Delivering Bad News in Dementialand (Or Do I Tell Mom Her Sister Died?)

What we want to avoid is inflicting pain unnecessarily. If a person will not be able to process and remember that a loved one has died, giving them this information causes them unnecessary pain. If you must tell them repeatedly because they are not able to store the information, you are causing pain with no purpose. It’s like poking someone with a needle but not giving a shot.

Spring Break in Dementialand

I’m not writing a blog post this week because it’s my spring break. Although I wish I was basking in the sun in a tropical destination like Cancun, nothing could be further from the truth. I am sitting in my living room in Cedar Falls, Iowa, while we experience winter’s last hurrah. We are expecting […]

Playing Dear Abby in Dementialand (And My Overdue Apology to My Muscatine High School Peers)

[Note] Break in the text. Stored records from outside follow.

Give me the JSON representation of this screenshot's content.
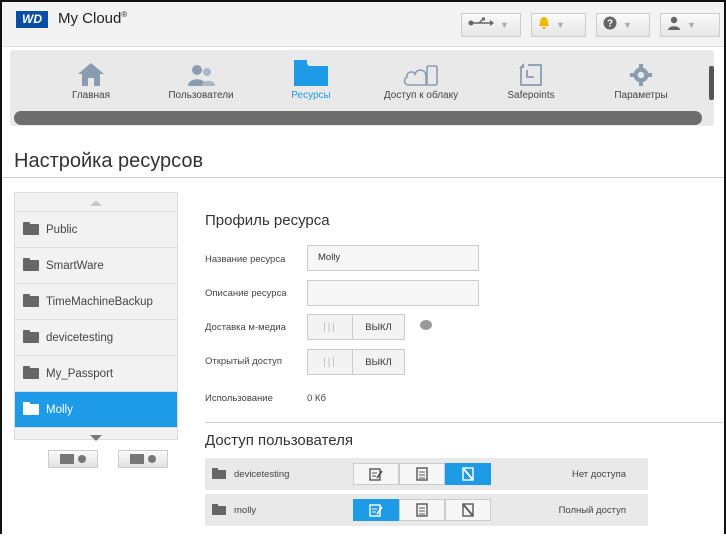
{
  "app": {
    "brand": "WD",
    "name": "My Cloud",
    "trademark": "®"
  },
  "nav": [
    {
      "label": "Главная",
      "icon": "home-icon",
      "active": false
    },
    {
      "label": "Пользователи",
      "icon": "users-icon",
      "active": false
    },
    {
      "label": "Ресурсы",
      "icon": "folder-icon",
      "active": true
    },
    {
      "label": "Доступ к облаку",
      "icon": "cloud-access-icon",
      "active": false
    },
    {
      "label": "Safepoints",
      "icon": "safepoints-icon",
      "active": false
    },
    {
      "label": "Параметры",
      "icon": "gear-icon",
      "active": false
    }
  ],
  "page_title": "Настройка ресурсов",
  "sidebar": {
    "shares": [
      "Public",
      "SmartWare",
      "TimeMachineBackup",
      "devicetesting",
      "My_Passport",
      "Molly"
    ],
    "selected": "Molly"
  },
  "profile": {
    "heading": "Профиль ресурса",
    "name_label": "Название ресурса",
    "name_value": "Molly",
    "desc_label": "Описание ресурса",
    "desc_value": "",
    "media_label": "Доставка м-медиа",
    "media_state": "ВЫКЛ",
    "public_label": "Открытый доступ",
    "public_state": "ВЫКЛ",
    "usage_label": "Использование",
    "usage_value": "0 Кб"
  },
  "access": {
    "heading": "Доступ пользователя",
    "rows": [
      {
        "user": "devicetesting",
        "status": "Нет доступа",
        "active_perm": "none"
      },
      {
        "user": "molly",
        "status": "Полный доступ",
        "active_perm": "full"
      }
    ]
  },
  "colors": {
    "accent": "#1e9be6",
    "brand": "#0a4fa6"
  }
}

This Dear Abby thing isn’t new to me. I wrote an advice column in my high school newspaper. In four years of high school, only one person wrote me for advice. (And I remember the letter vividly. It was from an anonymous kid who thought he might be gay. My friend Lory who is a counselor helped me write a response. I still think about that guy and hope he’s doing okay. If you’re out there, please tell me you’re okay.)

Shrinking and Cluttered Closets in Dementialand

Whatever life throws at you, may you keep your closet full but not cluttered. We can’t control everything about our lives, but we can control where we invest our time and effort. We can’t invest time and effort in everything. We may have less to invest than we’ve had in the past. Invest it in the right things for you. Don’t let how other people organize their closet make you feel like you’re organizing yours wrong. They aren’t you. They may have a bigger or smaller closet, and they may have different priorities.

Two Damn Nancy’s in Dementialand: A Love Story

I met John and Lynn (not their real names–and I’ve changed some details here) at a nursing home that I visited to do a series of trainings. John was in his late 50’s and had younger-onset Alzheimer’s. Lynn, his wife, had married him only a few years early. A second marriage for both of them, they had looked forward to retiring together and traveling the world. Instead, they sat in the lounge at the end of a dim nursing home corridor. She was watching Judge Judy. He was sitting in a wheelchair holding a stuffed bear like a baby.